- **Aim of the exercise**: Your copy should match the listing word for word, apart from the pictures, which are left out.
════════════════
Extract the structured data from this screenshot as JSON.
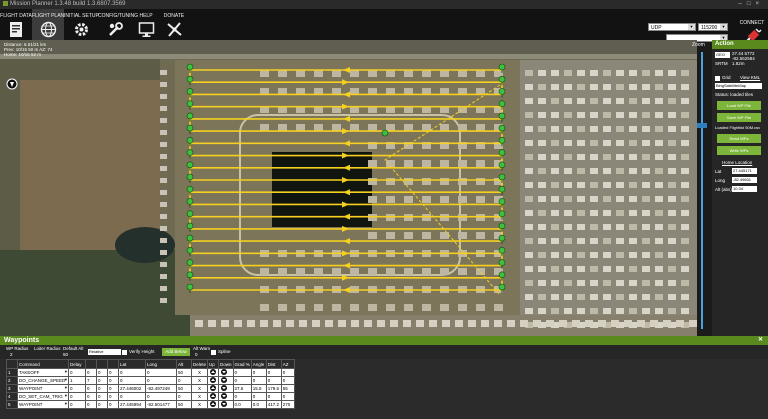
{
  "titlebar": {
    "text": "Mission Planner 1.3.48 build 1.3.6807.3569"
  },
  "menu": [
    {
      "label": "FLIGHT DATA"
    },
    {
      "label": "FLIGHT PLAN"
    },
    {
      "label": "INITIAL SETUP"
    },
    {
      "label": "CONFIG/TUNING"
    },
    {
      "label": "HELP"
    },
    {
      "label": "DONATE"
    }
  ],
  "connection": {
    "port": "UDP",
    "baud": "115200",
    "label": "CONNECT"
  },
  "map": {
    "distance": "Distance: 6.51/21 km",
    "prev": "Prev: 10/15 50 m AZ: 74",
    "home": "Home: 10/15 52 m"
  },
  "zoom": {
    "label": "Zoom"
  },
  "action": {
    "title": "Action",
    "frame": "GEO",
    "coords_lat": "27.44 5772",
    "coords_lng": "-82.562584",
    "srtm": "SRTM",
    "srtm_val": "1.82m",
    "grid_label": "Grid",
    "view_kml": "View KML",
    "map_type": "BingSatelliteMap",
    "status": "Status: loaded tiles",
    "load_wp": "Load WP File",
    "save_wp": "Save WP File",
    "loaded": "Loaded Flightlist 50M.csv",
    "read_wps": "Read WPs",
    "write_wps": "Write WPs",
    "home_location": "Home Location",
    "lat_label": "Lat",
    "lat_val": "27.445171",
    "long_label": "Long",
    "long_val": "-82.49601",
    "alt_label": "Alt (abs)",
    "alt_val": "10.34"
  },
  "waypoints": {
    "title": "Waypoints",
    "wp_radius_label": "WP Radius",
    "wp_radius": "2",
    "loiter_radius_label": "Loiter Radius",
    "default_alt_label": "Default Alt",
    "default_alt": "50",
    "alt_frame": "Relative",
    "verify_height": "Verify Height",
    "add_below": "Add Below",
    "alt_warn_label": "Alt Warn",
    "alt_warn": "0",
    "spline": "Spline",
    "columns": [
      "",
      "Command",
      "Delay",
      "",
      "",
      "",
      "Lat",
      "Long",
      "Alt",
      "Delete",
      "Up",
      "Down",
      "Grad %",
      "Angle",
      "Dist",
      "AZ"
    ],
    "rows": [
      {
        "n": "1",
        "cmd": "TAKEOFF",
        "p1": "0",
        "p2": "0",
        "p3": "0",
        "p4": "0",
        "lat": "0",
        "lng": "0",
        "alt": "50",
        "del": "X",
        "grad": "0",
        "angle": "0",
        "dist": "0",
        "az": "0"
      },
      {
        "n": "2",
        "cmd": "DO_CHANGE_SPEED",
        "p1": "1",
        "p2": "7",
        "p3": "0",
        "p4": "0",
        "lat": "0",
        "lng": "0",
        "alt": "0",
        "del": "X",
        "grad": "0",
        "angle": "0",
        "dist": "0",
        "az": "0"
      },
      {
        "n": "3",
        "cmd": "WAYPOINT",
        "p1": "0",
        "p2": "0",
        "p3": "0",
        "p4": "0",
        "lat": "27.446002",
        "lng": "-82.497249",
        "alt": "50",
        "del": "X",
        "grad": "27.6",
        "angle": "15.5",
        "dist": "179.6",
        "az": "55"
      },
      {
        "n": "4",
        "cmd": "DO_SET_CAM_TRIG",
        "p1": "0",
        "p2": "0",
        "p3": "0",
        "p4": "0",
        "lat": "0",
        "lng": "0",
        "alt": "0",
        "del": "X",
        "grad": "0",
        "angle": "0",
        "dist": "0",
        "az": "0"
      },
      {
        "n": "5",
        "cmd": "WAYPOINT",
        "p1": "0",
        "p2": "0",
        "p3": "0",
        "p4": "0",
        "lat": "27.445994",
        "lng": "-82.501477",
        "alt": "50",
        "del": "X",
        "grad": "0.0",
        "angle": "0.0",
        "dist": "417.2",
        "az": "270"
      }
    ]
  }
}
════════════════
- **Answer box**:
Extract the structured data from this screenshot as JSON.
{
  "titlebar": {
    "text": "Mission Planner 1.3.48 build 1.3.6807.3569"
  },
  "menu": [
    {
      "label": "FLIGHT DATA"
    },
    {
      "label": "FLIGHT PLAN"
    },
    {
      "label": "INITIAL SETUP"
    },
    {
      "label": "CONFIG/TUNING"
    },
    {
      "label": "HELP"
    },
    {
      "label": "DONATE"
    }
  ],
  "connection": {
    "port": "UDP",
    "baud": "115200",
    "label": "CONNECT"
  },
  "map": {
    "distance": "Distance: 6.51/21 km",
    "prev": "Prev: 10/15 50 m AZ: 74",
    "home": "Home: 10/15 52 m"
  },
  "zoom": {
    "label": "Zoom"
  },
  "action": {
    "title": "Action",
    "frame": "GEO",
    "coords_lat": "27.44 5772",
    "coords_lng": "-82.562584",
    "srtm": "SRTM",
    "srtm_val": "1.82m",
    "grid_label": "Grid",
    "view_kml": "View KML",
    "map_type": "BingSatelliteMap",
    "status": "Status: loaded tiles",
    "load_wp": "Load WP File",
    "save_wp": "Save WP File",
    "loaded": "Loaded Flightlist 50M.csv",
    "read_wps": "Read WPs",
    "write_wps": "Write WPs",
    "home_location": "Home Location",
    "lat_label": "Lat",
    "lat_val": "27.445171",
    "long_label": "Long",
    "long_val": "-82.49601",
    "alt_label": "Alt (abs)",
    "alt_val": "10.34"
  },
  "waypoints": {
    "title": "Waypoints",
    "wp_radius_label": "WP Radius",
    "wp_radius": "2",
    "loiter_radius_label": "Loiter Radius",
    "default_alt_label": "Default Alt",
    "default_alt": "50",
    "alt_frame": "Relative",
    "verify_height": "Verify Height",
    "add_below": "Add Below",
    "alt_warn_label": "Alt Warn",
    "alt_warn": "0",
    "spline": "Spline",
    "columns": [
      "",
      "Command",
      "Delay",
      "",
      "",
      "",
      "Lat",
      "Long",
      "Alt",
      "Delete",
      "Up",
      "Down",
      "Grad %",
      "Angle",
      "Dist",
      "AZ"
    ],
    "rows": [
      {
        "n": "1",
        "cmd": "TAKEOFF",
        "p1": "0",
        "p2": "0",
        "p3": "0",
        "p4": "0",
        "lat": "0",
        "lng": "0",
        "alt": "50",
        "del": "X",
        "grad": "0",
        "angle": "0",
        "dist": "0",
        "az": "0"
      },
      {
        "n": "2",
        "cmd": "DO_CHANGE_SPEED",
        "p1": "1",
        "p2": "7",
        "p3": "0",
        "p4": "0",
        "lat": "0",
        "lng": "0",
        "alt": "0",
        "del": "X",
        "grad": "0",
        "angle": "0",
        "dist": "0",
        "az": "0"
      },
      {
        "n": "3",
        "cmd": "WAYPOINT",
        "p1": "0",
        "p2": "0",
        "p3": "0",
        "p4": "0",
        "lat": "27.446002",
        "lng": "-82.497249",
        "alt": "50",
        "del": "X",
        "grad": "27.6",
        "angle": "15.5",
        "dist": "179.6",
        "az": "55"
      },
      {
        "n": "4",
        "cmd": "DO_SET_CAM_TRIG",
        "p1": "0",
        "p2": "0",
        "p3": "0",
        "p4": "0",
        "lat": "0",
        "lng": "0",
        "alt": "0",
        "del": "X",
        "grad": "0",
        "angle": "0",
        "dist": "0",
        "az": "0"
      },
      {
        "n": "5",
        "cmd": "WAYPOINT",
        "p1": "0",
        "p2": "0",
        "p3": "0",
        "p4": "0",
        "lat": "27.445994",
        "lng": "-82.501477",
        "alt": "50",
        "del": "X",
        "grad": "0.0",
        "angle": "0.0",
        "dist": "417.2",
        "az": "270"
      }
    ]
  }
}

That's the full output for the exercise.